As a Local 400 union member, you have the opportunity to get answers to your questions and vote on your next contract. Please make a plan to attend this important contract meeting.

Wednesday, May 2, 2018

12:00 p.m. Noon – 2:00 p.m.  or  4:00 p.m. – 6:00 p.m.

Clarion Hotel Central
3207 N Boulevard, Richmond, VA 23230

April 15: CVS Contract Meeting

Photo via Flickr

On Sunday, April 15, we will be hosting a contract meeting for members working at CVS. As a Local 400 union member, you have the opportunity to get answers to your questions and vote on your next contract. Please make a plan to attend this important contract meeting.

7:00 p.m., Sunday, April 15, 2018

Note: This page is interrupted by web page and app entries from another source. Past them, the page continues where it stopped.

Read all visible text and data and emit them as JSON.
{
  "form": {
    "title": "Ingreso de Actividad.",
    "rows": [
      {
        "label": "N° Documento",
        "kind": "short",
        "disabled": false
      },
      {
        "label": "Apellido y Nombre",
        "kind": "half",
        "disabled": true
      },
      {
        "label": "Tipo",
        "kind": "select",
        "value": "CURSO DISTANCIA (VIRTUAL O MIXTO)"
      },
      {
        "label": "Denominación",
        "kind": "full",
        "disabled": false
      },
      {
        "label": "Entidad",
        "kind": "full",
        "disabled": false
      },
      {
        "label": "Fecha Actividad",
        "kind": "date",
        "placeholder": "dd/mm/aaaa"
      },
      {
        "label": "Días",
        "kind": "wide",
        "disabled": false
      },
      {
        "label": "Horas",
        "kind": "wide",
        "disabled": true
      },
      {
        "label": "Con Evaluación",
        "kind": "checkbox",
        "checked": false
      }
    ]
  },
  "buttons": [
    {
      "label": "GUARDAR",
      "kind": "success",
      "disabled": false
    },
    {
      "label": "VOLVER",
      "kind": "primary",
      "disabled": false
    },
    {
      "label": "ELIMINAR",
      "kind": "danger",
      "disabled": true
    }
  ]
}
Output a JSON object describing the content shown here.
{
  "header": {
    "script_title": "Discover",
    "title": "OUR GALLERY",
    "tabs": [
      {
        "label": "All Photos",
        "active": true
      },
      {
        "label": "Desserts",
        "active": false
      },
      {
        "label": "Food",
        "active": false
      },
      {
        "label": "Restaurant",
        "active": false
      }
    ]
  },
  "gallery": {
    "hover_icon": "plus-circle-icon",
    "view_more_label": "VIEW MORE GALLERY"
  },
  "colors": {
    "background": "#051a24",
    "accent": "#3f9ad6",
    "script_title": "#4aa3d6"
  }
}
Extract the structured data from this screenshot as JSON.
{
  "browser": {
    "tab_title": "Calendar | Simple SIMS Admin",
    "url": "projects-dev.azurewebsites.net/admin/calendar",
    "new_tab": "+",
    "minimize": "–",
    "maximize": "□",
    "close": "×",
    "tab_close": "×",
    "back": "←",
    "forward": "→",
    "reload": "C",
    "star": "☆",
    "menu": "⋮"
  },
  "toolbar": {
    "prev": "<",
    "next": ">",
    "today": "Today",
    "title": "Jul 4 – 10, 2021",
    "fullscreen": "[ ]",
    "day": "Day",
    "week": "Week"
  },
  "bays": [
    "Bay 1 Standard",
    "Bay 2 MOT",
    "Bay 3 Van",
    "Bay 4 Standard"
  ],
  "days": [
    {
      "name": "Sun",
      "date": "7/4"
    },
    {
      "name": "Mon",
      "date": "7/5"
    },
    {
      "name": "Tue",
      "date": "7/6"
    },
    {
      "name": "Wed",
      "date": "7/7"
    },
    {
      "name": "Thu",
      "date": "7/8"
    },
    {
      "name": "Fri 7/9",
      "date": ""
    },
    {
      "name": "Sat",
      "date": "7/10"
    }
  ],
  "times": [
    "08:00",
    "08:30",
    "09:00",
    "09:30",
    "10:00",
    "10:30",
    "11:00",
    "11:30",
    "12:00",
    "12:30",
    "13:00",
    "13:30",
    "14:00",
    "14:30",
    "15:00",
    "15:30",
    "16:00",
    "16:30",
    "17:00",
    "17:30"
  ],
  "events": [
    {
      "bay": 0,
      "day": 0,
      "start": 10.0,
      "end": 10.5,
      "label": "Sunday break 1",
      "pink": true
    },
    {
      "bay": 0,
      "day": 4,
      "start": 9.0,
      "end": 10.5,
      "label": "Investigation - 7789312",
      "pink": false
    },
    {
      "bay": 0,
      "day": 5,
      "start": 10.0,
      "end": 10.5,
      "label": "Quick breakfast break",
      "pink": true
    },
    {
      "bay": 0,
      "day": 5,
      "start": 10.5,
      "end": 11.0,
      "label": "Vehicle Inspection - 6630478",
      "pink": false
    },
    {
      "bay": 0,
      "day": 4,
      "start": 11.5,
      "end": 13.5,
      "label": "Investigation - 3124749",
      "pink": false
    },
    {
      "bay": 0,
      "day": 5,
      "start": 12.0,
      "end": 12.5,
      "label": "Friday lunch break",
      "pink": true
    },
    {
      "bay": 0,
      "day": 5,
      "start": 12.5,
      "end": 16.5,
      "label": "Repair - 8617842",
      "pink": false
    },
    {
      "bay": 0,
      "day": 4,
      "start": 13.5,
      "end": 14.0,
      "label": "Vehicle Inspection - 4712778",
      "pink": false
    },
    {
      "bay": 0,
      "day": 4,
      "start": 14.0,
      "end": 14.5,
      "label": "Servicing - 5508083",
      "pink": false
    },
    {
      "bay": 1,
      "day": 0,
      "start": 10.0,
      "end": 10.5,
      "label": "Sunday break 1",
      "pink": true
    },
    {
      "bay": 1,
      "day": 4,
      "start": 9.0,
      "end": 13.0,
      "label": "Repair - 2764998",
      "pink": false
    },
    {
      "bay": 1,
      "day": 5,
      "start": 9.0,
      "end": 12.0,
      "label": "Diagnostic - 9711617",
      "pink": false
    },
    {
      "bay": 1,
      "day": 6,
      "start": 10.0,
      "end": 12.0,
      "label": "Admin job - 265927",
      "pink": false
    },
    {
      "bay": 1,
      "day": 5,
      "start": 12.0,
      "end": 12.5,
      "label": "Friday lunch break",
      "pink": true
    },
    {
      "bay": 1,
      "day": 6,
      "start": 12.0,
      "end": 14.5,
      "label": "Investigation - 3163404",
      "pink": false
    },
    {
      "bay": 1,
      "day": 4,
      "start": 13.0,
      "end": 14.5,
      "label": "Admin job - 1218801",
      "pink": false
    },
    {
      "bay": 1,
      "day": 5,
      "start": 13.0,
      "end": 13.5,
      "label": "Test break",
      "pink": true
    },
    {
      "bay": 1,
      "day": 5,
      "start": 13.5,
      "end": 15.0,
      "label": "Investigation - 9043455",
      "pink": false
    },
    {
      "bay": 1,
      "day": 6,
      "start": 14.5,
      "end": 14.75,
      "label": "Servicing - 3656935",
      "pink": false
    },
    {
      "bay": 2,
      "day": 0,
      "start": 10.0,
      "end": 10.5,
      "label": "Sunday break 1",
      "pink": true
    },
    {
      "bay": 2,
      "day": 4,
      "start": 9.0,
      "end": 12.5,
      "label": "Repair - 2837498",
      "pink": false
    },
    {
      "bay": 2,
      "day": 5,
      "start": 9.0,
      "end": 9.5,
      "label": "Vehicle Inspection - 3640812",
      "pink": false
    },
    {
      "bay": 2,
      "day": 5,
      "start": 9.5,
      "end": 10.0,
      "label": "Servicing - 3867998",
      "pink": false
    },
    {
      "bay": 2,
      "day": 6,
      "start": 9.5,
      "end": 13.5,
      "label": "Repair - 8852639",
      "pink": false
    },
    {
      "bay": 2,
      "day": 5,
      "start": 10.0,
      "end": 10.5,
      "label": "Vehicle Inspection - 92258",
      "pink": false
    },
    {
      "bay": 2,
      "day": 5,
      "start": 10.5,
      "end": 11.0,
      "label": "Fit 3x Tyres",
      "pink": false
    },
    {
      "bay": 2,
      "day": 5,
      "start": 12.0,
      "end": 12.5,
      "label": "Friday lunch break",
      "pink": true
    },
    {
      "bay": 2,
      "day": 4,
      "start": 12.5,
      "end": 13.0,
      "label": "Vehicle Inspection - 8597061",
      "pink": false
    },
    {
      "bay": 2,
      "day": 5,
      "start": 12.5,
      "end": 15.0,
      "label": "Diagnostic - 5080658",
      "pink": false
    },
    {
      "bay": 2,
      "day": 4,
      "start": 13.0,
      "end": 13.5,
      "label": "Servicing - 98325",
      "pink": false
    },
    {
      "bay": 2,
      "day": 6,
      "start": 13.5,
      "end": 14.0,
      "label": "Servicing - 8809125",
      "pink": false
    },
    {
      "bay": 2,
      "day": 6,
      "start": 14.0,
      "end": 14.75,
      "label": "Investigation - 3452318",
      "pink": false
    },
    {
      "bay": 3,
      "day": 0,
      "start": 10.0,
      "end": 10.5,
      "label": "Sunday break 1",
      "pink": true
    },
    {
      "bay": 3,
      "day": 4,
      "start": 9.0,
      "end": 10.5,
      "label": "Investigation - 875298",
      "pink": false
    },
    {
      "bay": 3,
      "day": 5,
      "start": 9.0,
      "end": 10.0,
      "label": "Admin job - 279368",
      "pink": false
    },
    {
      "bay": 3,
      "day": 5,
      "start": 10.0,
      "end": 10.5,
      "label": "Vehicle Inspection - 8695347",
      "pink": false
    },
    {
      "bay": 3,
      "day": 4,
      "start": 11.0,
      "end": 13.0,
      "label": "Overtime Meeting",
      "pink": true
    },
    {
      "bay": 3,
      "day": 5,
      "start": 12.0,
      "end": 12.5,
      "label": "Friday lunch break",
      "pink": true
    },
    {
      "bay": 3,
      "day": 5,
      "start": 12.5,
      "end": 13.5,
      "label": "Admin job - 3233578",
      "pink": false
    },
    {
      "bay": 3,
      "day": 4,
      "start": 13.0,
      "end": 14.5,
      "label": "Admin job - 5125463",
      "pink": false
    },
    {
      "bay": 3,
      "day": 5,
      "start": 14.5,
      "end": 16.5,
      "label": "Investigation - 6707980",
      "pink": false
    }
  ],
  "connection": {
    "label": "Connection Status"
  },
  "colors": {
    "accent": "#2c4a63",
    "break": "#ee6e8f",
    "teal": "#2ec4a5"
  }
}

UFCW Local 400 Headquarters
8400 Corporate Drive, Landover, MD 20785
Please note: We’ll be meeting in the first floor meeting room. Please enter through the door at the rear of the building.

Forming a New Coalition of Unions to Negotiate with Kaiser Permanente

Local 400 shop stewards from Kaiser Permanente facilities in the mid-Atlantic region pose for a photo during a seminar in February.

To secure the best new contract possible as we head into negotiations, 21 local unions from the Coalition of Kaiser Permanente Unions (CKPU) – including UFCW Local 400 – have decided to create a new coalition.

We are forming this new coalition because it is the best way to ensure that we enter negotiations from a position of strength. This move will help to guarantee that every dedicated member who works at Kaiser Permanente will see the better contract they deserve.

Additionally, this change will improve our partnership with Kaiser Permanente so that together we can continue to see a better workplace and better patient care.

Please know that the current National Agreement with Kaiser remains in full effect. And we will immediately be taking steps with our new coalition to ensure this agreement is enhanced through upcoming negotiations.

While we are departing the CKPU, we will continue to engage in current Labor-Management Partnership activities. Members should remain full participants of their Unit-Based Teams and Labor-Management Partnership Committees.

In the coming weeks, we will create governing documents for the new coalition and arrange for Kaiser Permanente to bargain with us as a group. This new coalition represents about 45,000 workers and the committed Local Unions who belong to it represent workers in all but two Kaiser Permanente regions. By forming it, we will truly be stronger together.

Thank you for your hard work and for being a member of the UFCW union family. If you have any questions at all, please don’t hesitate to reach out to us.